### TASK OBJECTIVE
The task calls for an exact copy of the records, without any images.
# # # # # # #
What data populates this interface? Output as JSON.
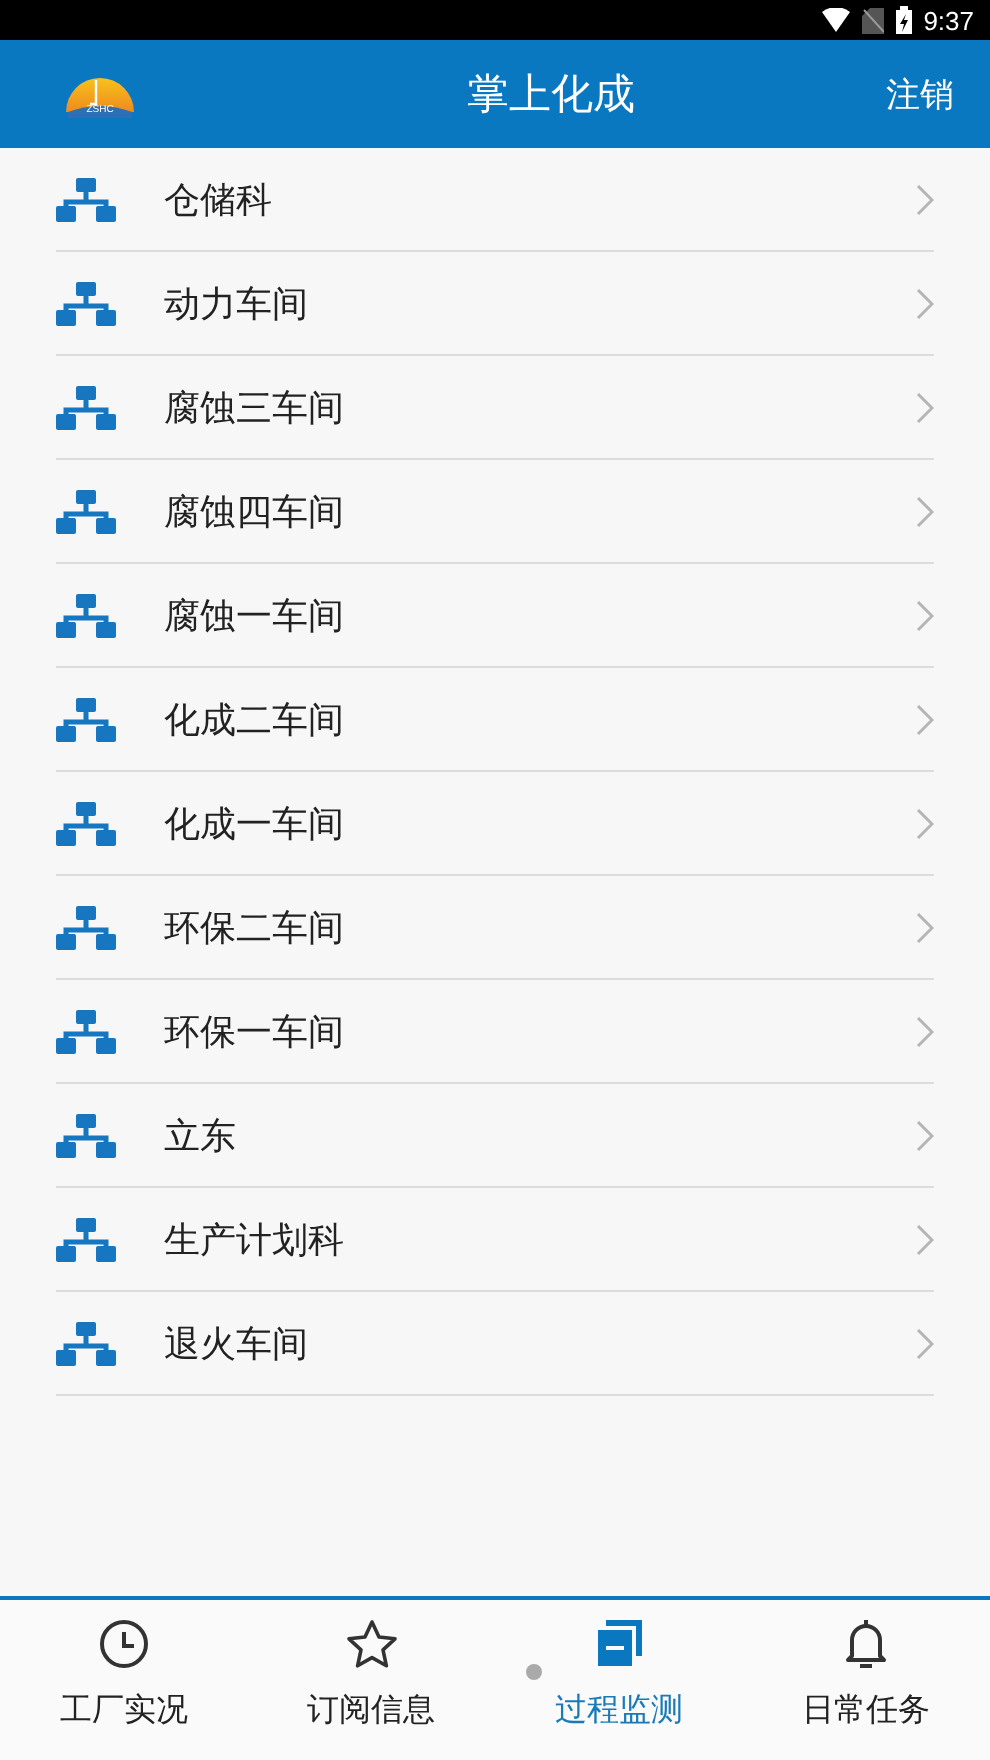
{
  "status_bar": {
    "time": "9:37"
  },
  "header": {
    "logo_text": "ZSHC",
    "title": "掌上化成",
    "action": "注销"
  },
  "departments": [
    {
      "name": "仓储科"
    },
    {
      "name": "动力车间"
    },
    {
      "name": "腐蚀三车间"
    },
    {
      "name": "腐蚀四车间"
    },
    {
      "name": "腐蚀一车间"
    },
    {
      "name": "化成二车间"
    },
    {
      "name": "化成一车间"
    },
    {
      "name": "环保二车间"
    },
    {
      "name": "环保一车间"
    },
    {
      "name": "立东"
    },
    {
      "name": "生产计划科"
    },
    {
      "name": "退火车间"
    }
  ],
  "bottom_nav": [
    {
      "label": "工厂实况",
      "kind": "clock",
      "selected": false
    },
    {
      "label": "订阅信息",
      "kind": "star",
      "selected": false
    },
    {
      "label": "过程监测",
      "kind": "windows",
      "selected": true
    },
    {
      "label": "日常任务",
      "kind": "bell",
      "selected": false
    }
  ]
}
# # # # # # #
### RESPONSE BELOW
What data populates this interface? Output as JSON.
{
  "status_bar": {
    "time": "9:37"
  },
  "header": {
    "logo_text": "ZSHC",
    "title": "掌上化成",
    "action": "注销"
  },
  "departments": [
    {
      "name": "仓储科"
    },
    {
      "name": "动力车间"
    },
    {
      "name": "腐蚀三车间"
    },
    {
      "name": "腐蚀四车间"
    },
    {
      "name": "腐蚀一车间"
    },
    {
      "name": "化成二车间"
    },
    {
      "name": "化成一车间"
    },
    {
      "name": "环保二车间"
    },
    {
      "name": "环保一车间"
    },
    {
      "name": "立东"
    },
    {
      "name": "生产计划科"
    },
    {
      "name": "退火车间"
    }
  ],
  "bottom_nav": [
    {
      "label": "工厂实况",
      "kind": "clock",
      "selected": false
    },
    {
      "label": "订阅信息",
      "kind": "star",
      "selected": false
    },
    {
      "label": "过程监测",
      "kind": "windows",
      "selected": true
    },
    {
      "label": "日常任务",
      "kind": "bell",
      "selected": false
    }
  ]
}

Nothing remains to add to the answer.